— WORK REQUIRED —
Copy each line that includes the string "title" from the material into your answer.

— EXERCISE INPUT —
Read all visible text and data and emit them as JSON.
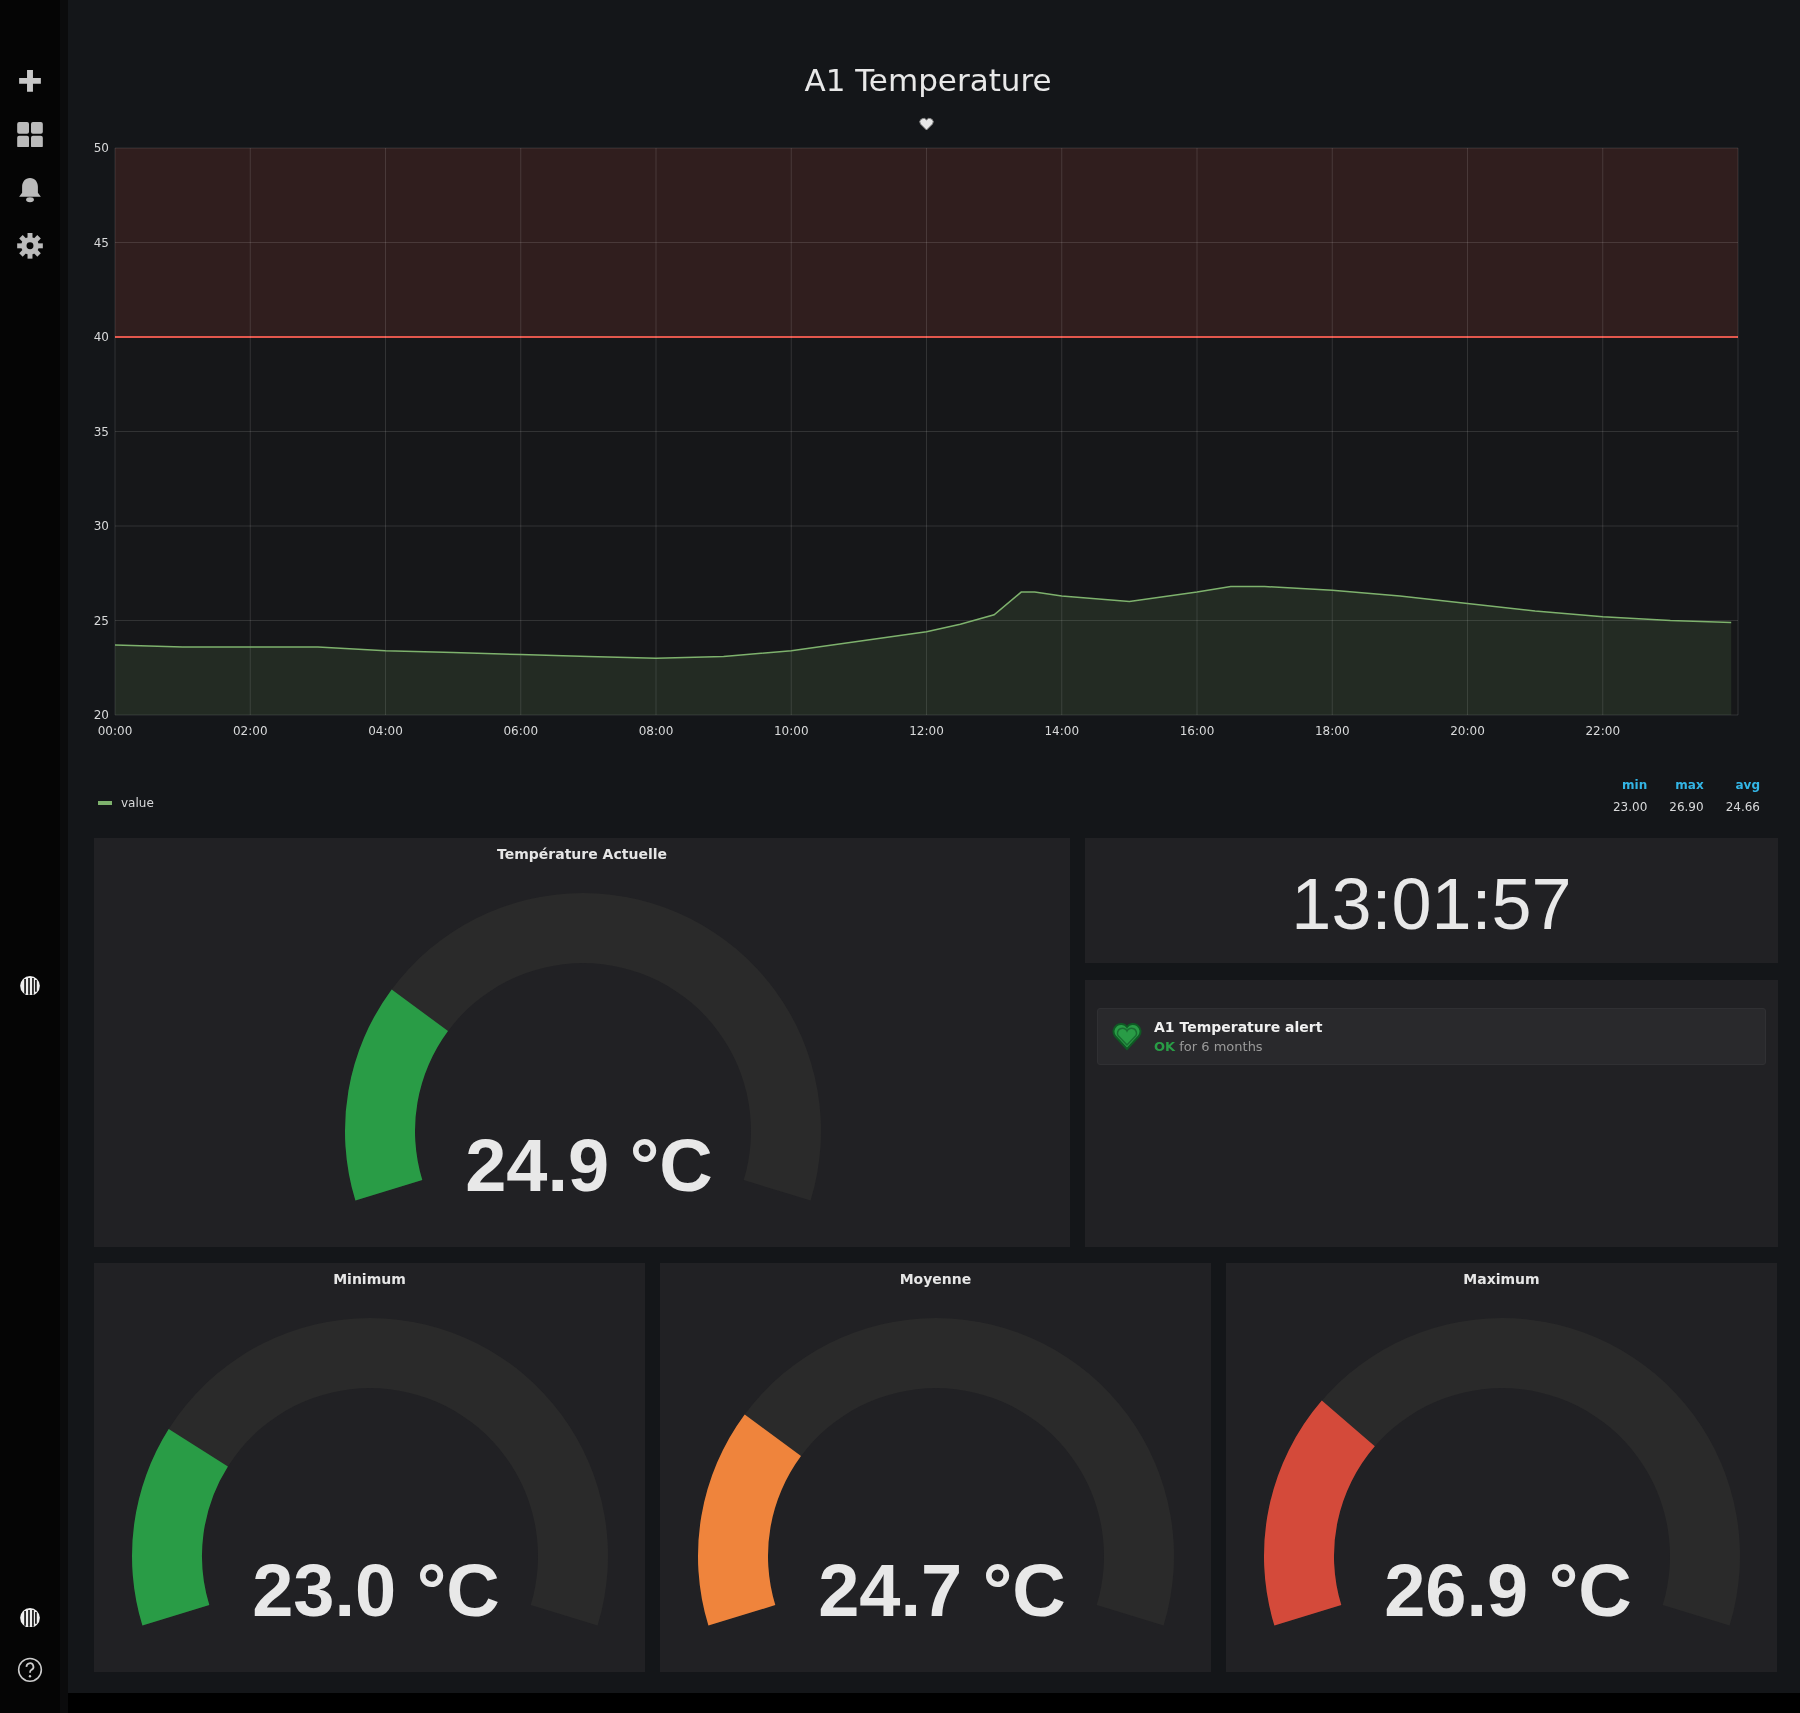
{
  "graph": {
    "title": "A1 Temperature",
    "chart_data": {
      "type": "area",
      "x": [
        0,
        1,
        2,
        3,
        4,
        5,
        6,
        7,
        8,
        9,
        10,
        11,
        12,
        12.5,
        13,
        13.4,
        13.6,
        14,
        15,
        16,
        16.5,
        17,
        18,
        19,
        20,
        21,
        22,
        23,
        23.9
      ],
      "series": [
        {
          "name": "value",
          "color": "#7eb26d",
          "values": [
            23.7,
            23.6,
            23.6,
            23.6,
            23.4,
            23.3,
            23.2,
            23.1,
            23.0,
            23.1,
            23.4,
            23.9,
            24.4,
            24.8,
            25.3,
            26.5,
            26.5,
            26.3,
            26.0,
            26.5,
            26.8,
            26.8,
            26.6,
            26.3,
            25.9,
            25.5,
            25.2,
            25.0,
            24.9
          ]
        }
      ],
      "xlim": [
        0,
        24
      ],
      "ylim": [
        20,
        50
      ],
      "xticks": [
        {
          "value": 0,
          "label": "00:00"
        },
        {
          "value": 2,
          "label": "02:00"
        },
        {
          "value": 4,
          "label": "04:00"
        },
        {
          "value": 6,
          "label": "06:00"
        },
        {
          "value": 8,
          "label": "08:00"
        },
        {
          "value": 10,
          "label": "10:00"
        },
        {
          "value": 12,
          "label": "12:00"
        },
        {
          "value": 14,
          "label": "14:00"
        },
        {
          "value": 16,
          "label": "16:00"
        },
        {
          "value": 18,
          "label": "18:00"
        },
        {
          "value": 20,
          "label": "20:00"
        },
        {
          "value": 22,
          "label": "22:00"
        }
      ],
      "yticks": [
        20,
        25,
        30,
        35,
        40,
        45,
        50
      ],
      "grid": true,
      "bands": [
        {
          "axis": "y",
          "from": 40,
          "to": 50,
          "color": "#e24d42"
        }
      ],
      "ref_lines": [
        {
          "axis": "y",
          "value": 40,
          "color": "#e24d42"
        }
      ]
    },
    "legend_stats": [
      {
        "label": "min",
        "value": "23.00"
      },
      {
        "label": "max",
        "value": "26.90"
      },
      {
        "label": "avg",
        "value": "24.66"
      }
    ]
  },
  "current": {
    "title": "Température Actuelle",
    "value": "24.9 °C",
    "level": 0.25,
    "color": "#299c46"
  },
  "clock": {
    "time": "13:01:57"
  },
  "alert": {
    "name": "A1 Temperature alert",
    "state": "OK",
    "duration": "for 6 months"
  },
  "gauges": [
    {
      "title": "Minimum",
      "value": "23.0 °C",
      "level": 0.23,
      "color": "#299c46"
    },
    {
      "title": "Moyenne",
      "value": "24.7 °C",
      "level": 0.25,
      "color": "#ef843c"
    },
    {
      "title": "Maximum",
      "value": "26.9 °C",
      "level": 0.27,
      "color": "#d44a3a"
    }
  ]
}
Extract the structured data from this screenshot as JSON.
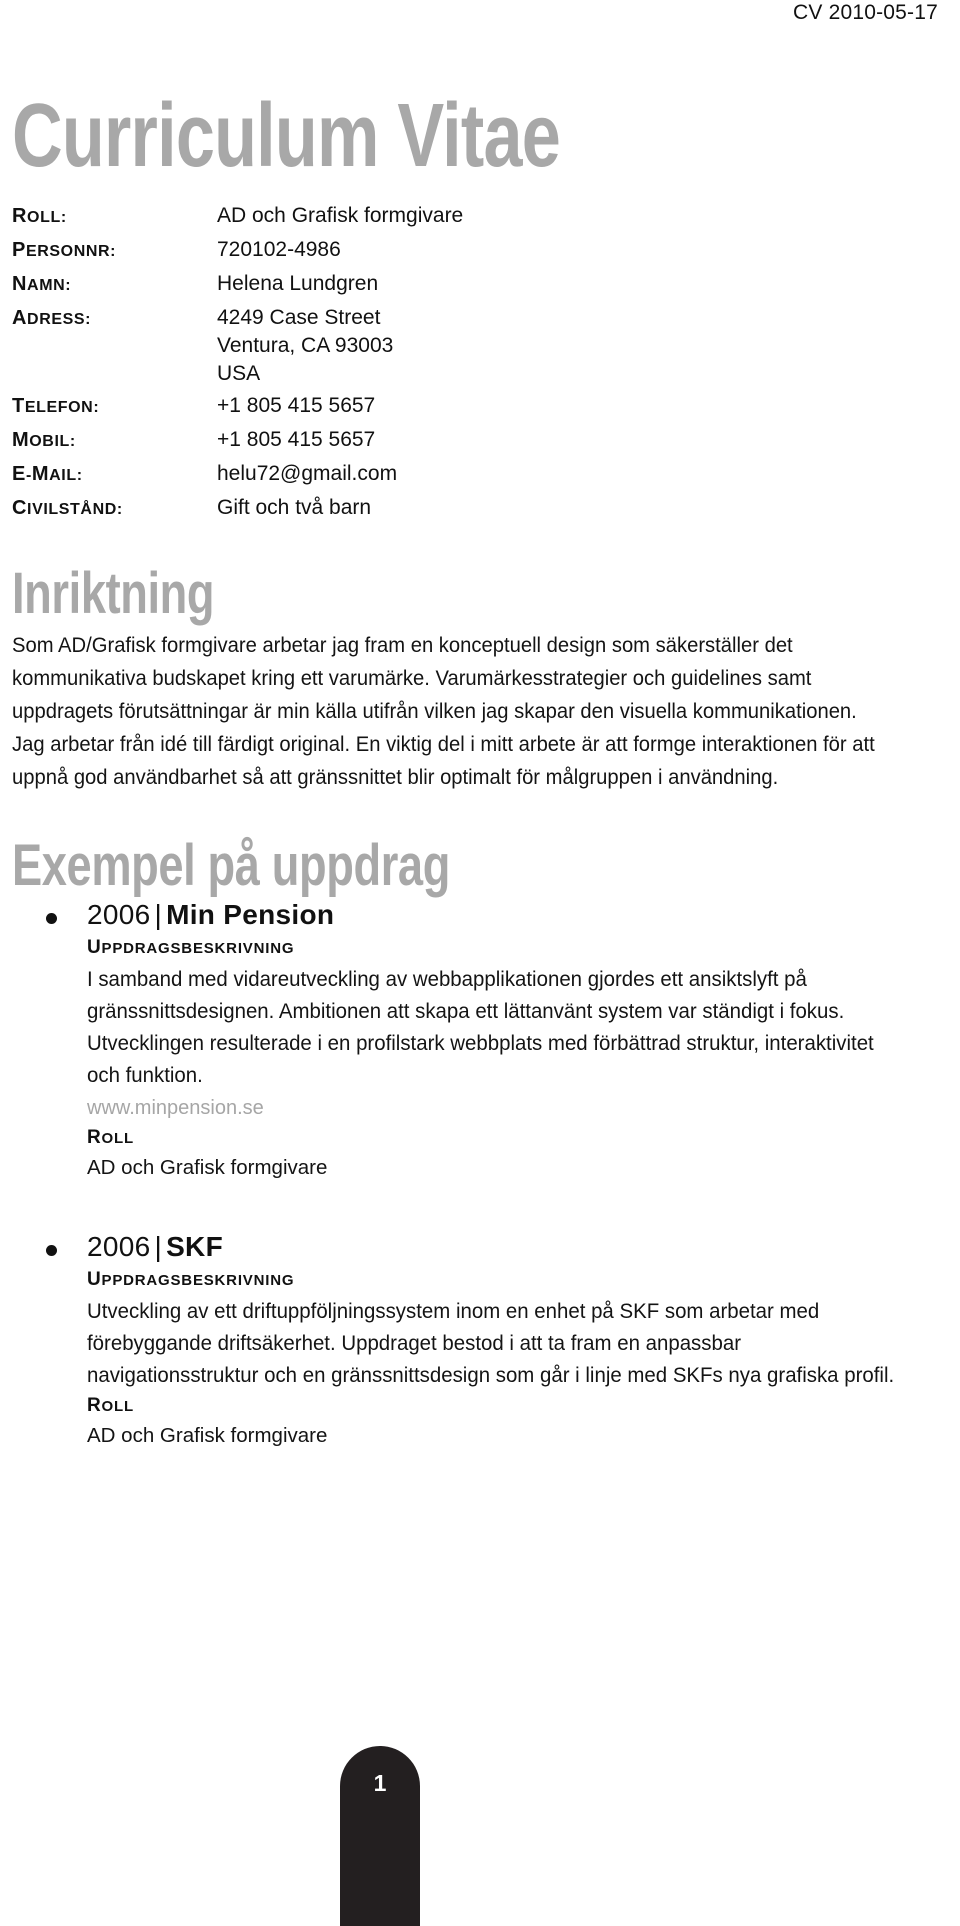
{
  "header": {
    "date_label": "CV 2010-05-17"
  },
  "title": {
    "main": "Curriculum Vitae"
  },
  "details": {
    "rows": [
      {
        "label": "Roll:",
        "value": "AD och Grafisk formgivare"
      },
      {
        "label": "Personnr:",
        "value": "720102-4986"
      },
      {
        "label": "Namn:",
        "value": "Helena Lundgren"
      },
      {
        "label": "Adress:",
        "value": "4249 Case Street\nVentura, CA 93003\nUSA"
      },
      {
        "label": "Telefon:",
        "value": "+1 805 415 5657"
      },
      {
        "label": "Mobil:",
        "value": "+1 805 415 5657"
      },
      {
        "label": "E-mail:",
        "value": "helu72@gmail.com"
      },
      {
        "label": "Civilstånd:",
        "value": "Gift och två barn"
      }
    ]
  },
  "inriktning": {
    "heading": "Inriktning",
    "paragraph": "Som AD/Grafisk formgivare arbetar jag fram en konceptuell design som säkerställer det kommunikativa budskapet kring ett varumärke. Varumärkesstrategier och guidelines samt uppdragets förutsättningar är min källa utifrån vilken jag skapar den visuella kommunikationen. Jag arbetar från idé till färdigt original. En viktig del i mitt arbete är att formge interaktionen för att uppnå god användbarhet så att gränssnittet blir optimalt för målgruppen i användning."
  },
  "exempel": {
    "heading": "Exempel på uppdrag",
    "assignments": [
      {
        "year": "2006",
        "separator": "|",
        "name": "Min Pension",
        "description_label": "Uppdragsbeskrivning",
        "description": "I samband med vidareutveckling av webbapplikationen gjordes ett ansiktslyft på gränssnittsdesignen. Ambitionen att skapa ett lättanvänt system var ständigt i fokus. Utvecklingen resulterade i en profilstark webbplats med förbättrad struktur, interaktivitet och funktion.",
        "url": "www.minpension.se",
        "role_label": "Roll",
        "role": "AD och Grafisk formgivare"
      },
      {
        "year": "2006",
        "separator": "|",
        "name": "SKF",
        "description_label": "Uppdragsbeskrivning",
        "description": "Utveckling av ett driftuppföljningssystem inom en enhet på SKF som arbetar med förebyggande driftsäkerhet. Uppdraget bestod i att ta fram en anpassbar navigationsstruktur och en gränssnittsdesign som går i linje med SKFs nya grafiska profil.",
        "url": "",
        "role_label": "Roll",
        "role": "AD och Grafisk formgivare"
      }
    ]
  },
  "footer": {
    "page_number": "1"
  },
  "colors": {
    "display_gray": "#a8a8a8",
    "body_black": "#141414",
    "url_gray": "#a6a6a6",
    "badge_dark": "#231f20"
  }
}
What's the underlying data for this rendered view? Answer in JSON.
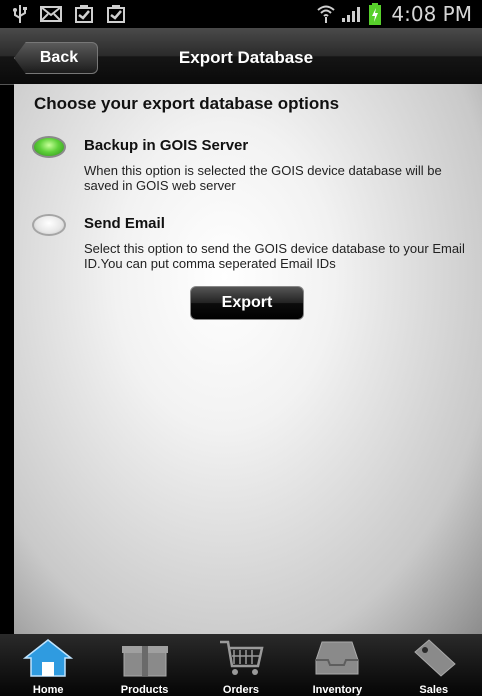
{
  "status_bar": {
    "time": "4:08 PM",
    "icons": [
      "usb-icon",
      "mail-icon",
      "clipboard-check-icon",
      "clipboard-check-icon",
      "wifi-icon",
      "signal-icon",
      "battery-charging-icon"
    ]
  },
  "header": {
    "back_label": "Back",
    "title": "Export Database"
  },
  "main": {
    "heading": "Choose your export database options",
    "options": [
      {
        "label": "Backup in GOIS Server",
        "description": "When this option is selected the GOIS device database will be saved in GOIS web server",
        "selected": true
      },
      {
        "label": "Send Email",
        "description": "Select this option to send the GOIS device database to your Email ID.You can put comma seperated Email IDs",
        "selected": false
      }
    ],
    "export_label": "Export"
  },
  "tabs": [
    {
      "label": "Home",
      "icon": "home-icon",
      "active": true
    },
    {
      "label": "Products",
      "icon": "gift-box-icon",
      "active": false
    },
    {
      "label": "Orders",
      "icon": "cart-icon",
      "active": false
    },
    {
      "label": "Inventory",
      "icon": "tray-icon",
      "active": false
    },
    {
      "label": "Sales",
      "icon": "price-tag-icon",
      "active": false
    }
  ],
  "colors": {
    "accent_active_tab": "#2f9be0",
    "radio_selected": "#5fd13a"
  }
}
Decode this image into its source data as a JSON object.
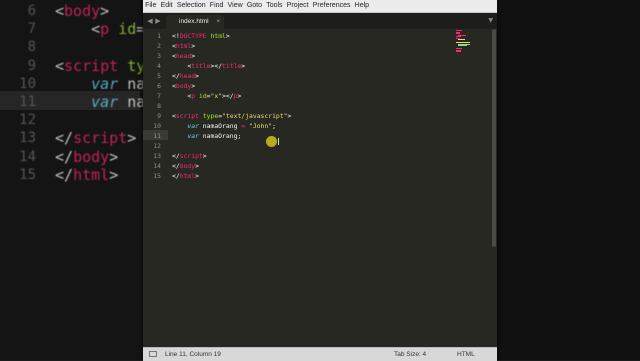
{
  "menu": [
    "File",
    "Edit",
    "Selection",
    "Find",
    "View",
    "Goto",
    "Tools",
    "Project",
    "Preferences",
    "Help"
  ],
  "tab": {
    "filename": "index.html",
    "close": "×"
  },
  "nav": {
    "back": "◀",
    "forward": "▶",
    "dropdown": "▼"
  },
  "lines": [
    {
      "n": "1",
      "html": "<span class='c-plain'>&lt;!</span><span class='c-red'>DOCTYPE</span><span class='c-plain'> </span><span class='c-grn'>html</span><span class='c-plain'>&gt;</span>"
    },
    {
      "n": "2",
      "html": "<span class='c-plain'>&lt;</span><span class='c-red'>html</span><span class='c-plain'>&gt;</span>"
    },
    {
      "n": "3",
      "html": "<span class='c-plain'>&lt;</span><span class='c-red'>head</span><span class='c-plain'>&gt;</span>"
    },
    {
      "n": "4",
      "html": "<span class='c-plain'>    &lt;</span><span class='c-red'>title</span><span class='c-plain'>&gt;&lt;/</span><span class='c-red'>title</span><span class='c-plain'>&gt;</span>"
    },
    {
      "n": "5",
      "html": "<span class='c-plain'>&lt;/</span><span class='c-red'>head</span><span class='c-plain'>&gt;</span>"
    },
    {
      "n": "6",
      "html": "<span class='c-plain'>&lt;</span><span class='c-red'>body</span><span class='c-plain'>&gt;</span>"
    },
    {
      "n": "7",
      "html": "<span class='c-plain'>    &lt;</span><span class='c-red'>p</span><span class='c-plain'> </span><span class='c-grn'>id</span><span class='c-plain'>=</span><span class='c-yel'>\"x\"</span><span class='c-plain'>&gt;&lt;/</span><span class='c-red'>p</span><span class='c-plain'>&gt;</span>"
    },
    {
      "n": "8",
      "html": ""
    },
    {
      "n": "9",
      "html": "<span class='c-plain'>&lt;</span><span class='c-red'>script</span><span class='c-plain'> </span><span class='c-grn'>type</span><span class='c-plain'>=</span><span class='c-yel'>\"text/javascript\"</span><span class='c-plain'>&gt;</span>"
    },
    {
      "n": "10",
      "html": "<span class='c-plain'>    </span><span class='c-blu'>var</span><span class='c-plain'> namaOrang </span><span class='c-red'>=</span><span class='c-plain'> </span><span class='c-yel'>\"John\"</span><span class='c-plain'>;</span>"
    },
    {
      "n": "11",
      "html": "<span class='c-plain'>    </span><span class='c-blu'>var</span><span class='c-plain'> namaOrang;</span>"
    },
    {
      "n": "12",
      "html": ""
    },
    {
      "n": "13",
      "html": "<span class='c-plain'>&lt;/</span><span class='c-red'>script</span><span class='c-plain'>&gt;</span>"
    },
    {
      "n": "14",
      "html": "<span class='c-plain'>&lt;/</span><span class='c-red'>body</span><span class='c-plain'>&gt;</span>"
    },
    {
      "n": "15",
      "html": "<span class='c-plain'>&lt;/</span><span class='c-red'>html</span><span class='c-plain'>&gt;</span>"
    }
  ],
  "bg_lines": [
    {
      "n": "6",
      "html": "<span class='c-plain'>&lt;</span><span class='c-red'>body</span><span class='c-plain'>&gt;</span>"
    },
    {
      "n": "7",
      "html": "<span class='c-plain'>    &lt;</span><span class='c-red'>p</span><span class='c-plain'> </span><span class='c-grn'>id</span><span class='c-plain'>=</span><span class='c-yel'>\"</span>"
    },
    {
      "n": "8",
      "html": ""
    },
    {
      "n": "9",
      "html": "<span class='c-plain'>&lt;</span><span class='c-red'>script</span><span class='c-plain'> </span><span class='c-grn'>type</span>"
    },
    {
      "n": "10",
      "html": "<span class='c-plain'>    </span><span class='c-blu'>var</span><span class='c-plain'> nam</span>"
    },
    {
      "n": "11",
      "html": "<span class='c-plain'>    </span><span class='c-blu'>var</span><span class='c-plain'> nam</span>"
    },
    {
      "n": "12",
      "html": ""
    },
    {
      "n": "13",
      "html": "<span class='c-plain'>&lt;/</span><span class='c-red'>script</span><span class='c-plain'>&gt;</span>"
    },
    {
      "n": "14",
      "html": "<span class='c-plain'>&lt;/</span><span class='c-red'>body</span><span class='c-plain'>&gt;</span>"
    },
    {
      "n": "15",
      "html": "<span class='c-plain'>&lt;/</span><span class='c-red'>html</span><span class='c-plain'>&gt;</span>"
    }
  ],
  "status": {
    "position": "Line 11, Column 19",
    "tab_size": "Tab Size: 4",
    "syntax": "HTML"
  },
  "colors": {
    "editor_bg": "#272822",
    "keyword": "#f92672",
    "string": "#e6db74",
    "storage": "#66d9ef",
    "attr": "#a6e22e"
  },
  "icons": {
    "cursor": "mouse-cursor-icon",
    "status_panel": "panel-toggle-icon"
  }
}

— THE COMPLETED TASK —
    "title": "A1 Temperature",
    "title": "Température Actuelle",
      "title": "Minimum",
      "title": "Moyenne",
      "title": "Maximum",
  "title": {
    "title": "Export Database"
      "html": "<span class='c-plain'>    &lt;</span><span class='c-red'>title</span><span class='c-plain'>&gt;&lt;/</span><span class='c-red'>title</span><span class='c-plain'>&gt;</span>"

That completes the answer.